TK said...

Saddness. : (

Anonymous said...

I was completely shocked when I saw Mark on the news...I remember saying "Hey, I know that guy" then it turned to "OMG!! This can't be true"
I knew Mark when we were about 13 years old, I lived a few blocks away from him. We used to hang out at the park across the street from his childhood home. We were kinda wild in those days but Mark always had his shit together - he knew right from wrong even at 13!
You broght back some memories for me that made me laugh. I know he used that "Pete and Repeat" joke on me, way back then..needless to say, he said it probably 3 times before I "got it". (Young and dumb with a little blonde helped him a lot with those silly jokes) I was probably his favorite target because of that. You are right, his physical comedy was the best, just wish I could have seen it when he was older and had it tuned in!
So sorry for the loss, hope his family is o.k.! I would like to give them a little hope..the pain they are feeling does subside. True - it will not go away but you will be able to remember "MARK" and not the "INCIDENT". The horrible way he was taken will fade as time goes by.
I know this because my brother commited suicide.
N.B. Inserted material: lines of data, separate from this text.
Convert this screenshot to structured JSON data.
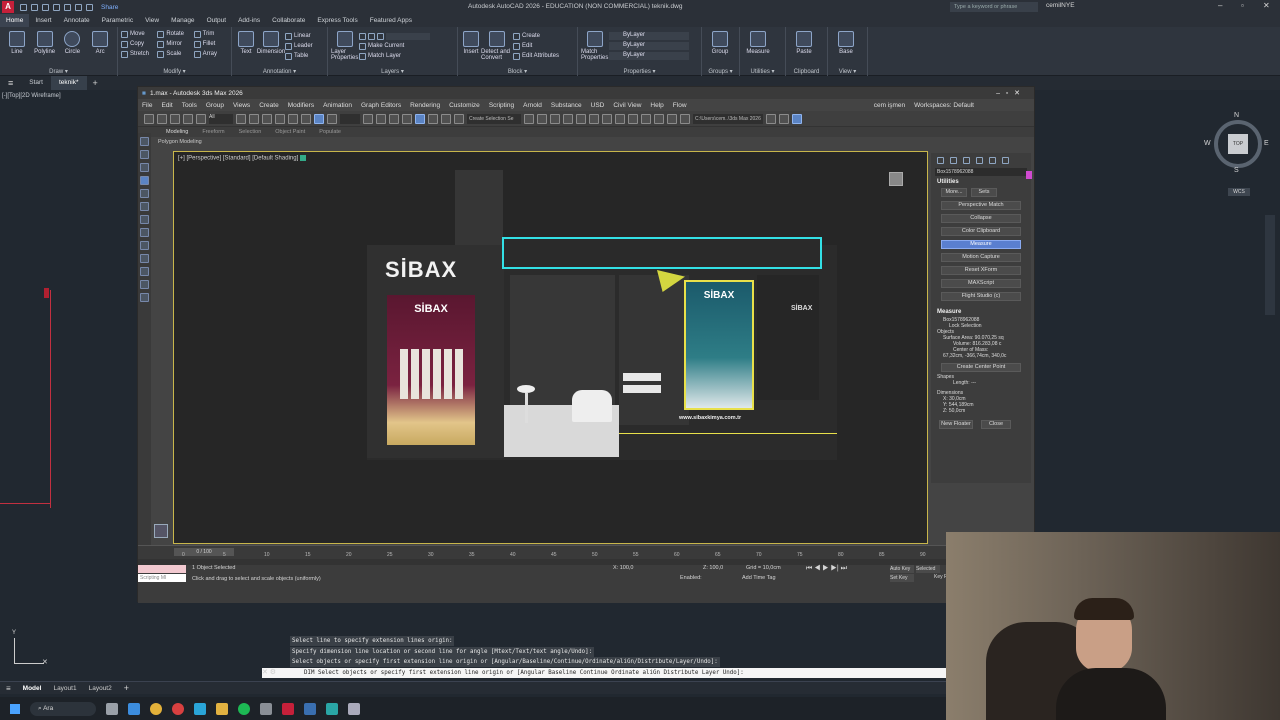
{
  "acad": {
    "title": "Autodesk AutoCAD 2026 - EDUCATION (NON COMMERCIAL)   teknik.dwg",
    "share_label": "Share",
    "search_placeholder": "Type a keyword or phrase",
    "user": "cemilNYE",
    "ribbon_tabs": [
      "Home",
      "Insert",
      "Annotate",
      "Parametric",
      "View",
      "Manage",
      "Output",
      "Add-ins",
      "Collaborate",
      "Express Tools",
      "Featured Apps"
    ],
    "panels": {
      "draw": {
        "label": "Draw ▾",
        "big": [
          "Line",
          "Polyline",
          "Circle",
          "Arc"
        ]
      },
      "modify": {
        "label": "Modify ▾",
        "items": [
          "Move",
          "Rotate",
          "Trim",
          "Copy",
          "Mirror",
          "Fillet",
          "Stretch",
          "Scale",
          "Array"
        ]
      },
      "annotation": {
        "label": "Annotation ▾",
        "big": [
          "Text",
          "Dimension"
        ],
        "items": [
          "Linear",
          "Leader",
          "Table"
        ]
      },
      "layers": {
        "label": "Layers ▾",
        "big": [
          "Layer Properties"
        ],
        "items": [
          "Make Current",
          "Match Layer"
        ]
      },
      "block": {
        "label": "Block ▾",
        "big": [
          "Insert"
        ],
        "items": [
          "Create",
          "Edit",
          "Edit Attributes"
        ],
        "extra": "Detect and Convert"
      },
      "properties": {
        "label": "Properties ▾",
        "big": [
          "Match Properties"
        ],
        "items": [
          "ByLayer",
          "ByLayer",
          "ByLayer"
        ]
      },
      "groups": {
        "label": "Groups ▾",
        "big": [
          "Group"
        ]
      },
      "utilities": {
        "label": "Utilities ▾",
        "big": [
          "Measure"
        ]
      },
      "clipboard": {
        "label": "Clipboard",
        "big": [
          "Paste"
        ]
      },
      "view": {
        "label": "View ▾",
        "big": [
          "Base"
        ]
      }
    },
    "file_tabs": [
      "Start",
      "teknik*"
    ],
    "viewport_label": "[-][Top][2D Wireframe]",
    "compass": {
      "n": "N",
      "s": "S",
      "e": "E",
      "w": "W",
      "top": "TOP",
      "wcs": "WCS"
    },
    "command_history": [
      "Select line to specify extension lines origin:",
      "Specify dimension line location or second line for angle [Mtext/Text/text angle/Undo]:",
      "Select objects or specify first extension line origin or [Angular/Baseline/Continue/Ordinate/aliGn/Distribute/Layer/Undo]:"
    ],
    "command_input": "DIM Select objects or specify first extension line origin or [Angular Baseline Continue Ordinate aliGn Distribute Layer Undo]:",
    "layout_tabs": [
      "Model",
      "Layout1",
      "Layout2"
    ],
    "taskbar_search": "Ara"
  },
  "max": {
    "title": "1.max - Autodesk 3ds Max 2026",
    "user": "cem işmen",
    "workspace": "Workspaces: Default",
    "menu": [
      "File",
      "Edit",
      "Tools",
      "Group",
      "Views",
      "Create",
      "Modifiers",
      "Animation",
      "Graph Editors",
      "Rendering",
      "Customize",
      "Scripting",
      "Arnold",
      "Substance",
      "USD",
      "Civil View",
      "Help",
      "Flow"
    ],
    "selection_set": "Create Selection Se",
    "path": "C:\\Users\\cem..\\3ds Max 2026",
    "ribbon_tabs": [
      "Modeling",
      "Freeform",
      "Selection",
      "Object Paint",
      "Populate"
    ],
    "ribbon_sub": "Polygon Modeling",
    "viewport_label": "[+] [Perspective] [Standard] [Default Shading]",
    "object_name": "Box1578962088",
    "utilities_label": "Utilities",
    "util_top": [
      "More...",
      "Sets"
    ],
    "util_buttons": [
      "Perspective Match",
      "Collapse",
      "Color Clipboard",
      "Measure",
      "Motion Capture",
      "Reset XForm",
      "MAXScript",
      "Flight Studio (c)"
    ],
    "measure_title": "Measure",
    "measure_obj": "Box1578962088",
    "lock_selection": "Lock Selection",
    "objects_label": "Objects",
    "surface_area": "Surface Area: 90.070,25 sq",
    "volume": "Volume: 816.283,08 c",
    "center_of_mass": "Center of Mass:",
    "com_value": "67,32cm, -366,74cm, 340,0c",
    "create_center_point": "Create Center Point",
    "shapes_label": "Shapes",
    "length": "Length: ---",
    "dimensions_label": "Dimensions",
    "dim_x": "X: 30,0cm",
    "dim_y": "Y: 544,189cm",
    "dim_z": "Z: 50,0cm",
    "new_floater": "New Floater",
    "close": "Close",
    "time_counter": "0 / 100",
    "ticks": [
      "0",
      "5",
      "10",
      "15",
      "20",
      "25",
      "30",
      "35",
      "40",
      "45",
      "50",
      "55",
      "60",
      "65",
      "70",
      "75",
      "80",
      "85",
      "90"
    ],
    "status_selected": "1 Object Selected",
    "status_hint": "Click and drag to select and scale objects (uniformly)",
    "script_box": "Scripting MI",
    "x_field": "X: 100,0",
    "z_field": "Z: 100,0",
    "grid": "Grid = 10,0cm",
    "enabled": "Enabled:",
    "add_time_tag": "Add Time Tag",
    "auto_key": "Auto Key",
    "set_key": "Set Key",
    "selected": "Selected",
    "key_filters": "Key Filters..."
  },
  "booth": {
    "logo": "SİBAX",
    "poster_logo": "SİBAX",
    "panel_logo": "SİBAX",
    "website": "www.sibaxkimya.com.tr",
    "side_logo": "SİBAX"
  }
}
I didn't think I was going to survive, I actually thought I should go be with him, so he wouldn't be alone. He gave me a gift that I won't go into, but now I know he is o.k., and he is not alone and he is watching over me and everyone he cared for.
Please know that Mark is not gone, he just can't be seen. He will always be with you. And if I know Mark, he will still play jokes on you and mess with your head. You just have to be creative on how to "pay him back" You can do me!

Anonymous said...
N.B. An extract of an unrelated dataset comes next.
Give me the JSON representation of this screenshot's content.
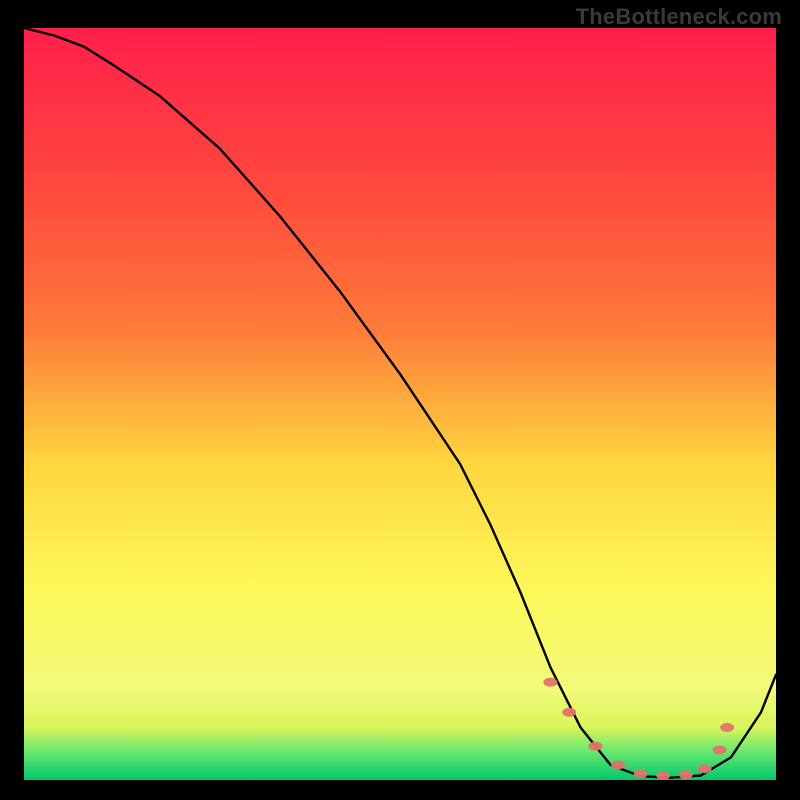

I've been thinking more lately about the good times I had when I worked with Mark (and Jim) a number of years ago. Mark was able to deliver the funniest lines with a totally straight face.
We worked in a building at the time that had a HORRIBLE cafeteria, run by a very crabby crotchety woman with absolutely no sense of humor.
Once and a while this cafeteria would feature fish as the special.
Fish. In a 2nd rate cafeteria.
Thank goodness it was only a few time per year.
The lobby of the building just reeked, it was that bad. One of the days they had this fish, we held our breath and entered the cafeteria.
Mark looked right at crabby lady, and asked- "Is the fish safe today."
That one had me laughing all afternoon. I don't think the crabby cafeteria lady got it, though.

On this recent news, hopefully justice will be served.

Dave Gratz

syntaxjunkie said...

Hi Jim,
If I'm not mistaken, you and I crossed over for a year or two at Mac, circa 1987. I wanted to thank you for posting such heartfelt words for Mark. I didn't know him, but I live in his neighborhood and was shocked by what happened.
I'm working on a silent auction fund-raising event for the memorial fund to be held at One On One Bike Studio on Washington Ave. in early June. I would love to capture some of your comments, and/or link to your blog on the event web site. Please post back if you're OK with this, or if you'd like to know more.
charles youel [syntaxjunkie at hotmail dot com]

IzzyMcLaughlin said...

Hi. Wow, I'm kinda late on this.
Okay, I'm really really late.
I'm a good friend of Mark's daughter, Chloe. I never met Mark, and haven't known about what happened to him for too long, but I know that so many people miss him, and wish I could've met him.
I'm glad to have stumbled across this blog. I didn't ever know much about him, but I'm glad I do now. Even if it is only a little bit.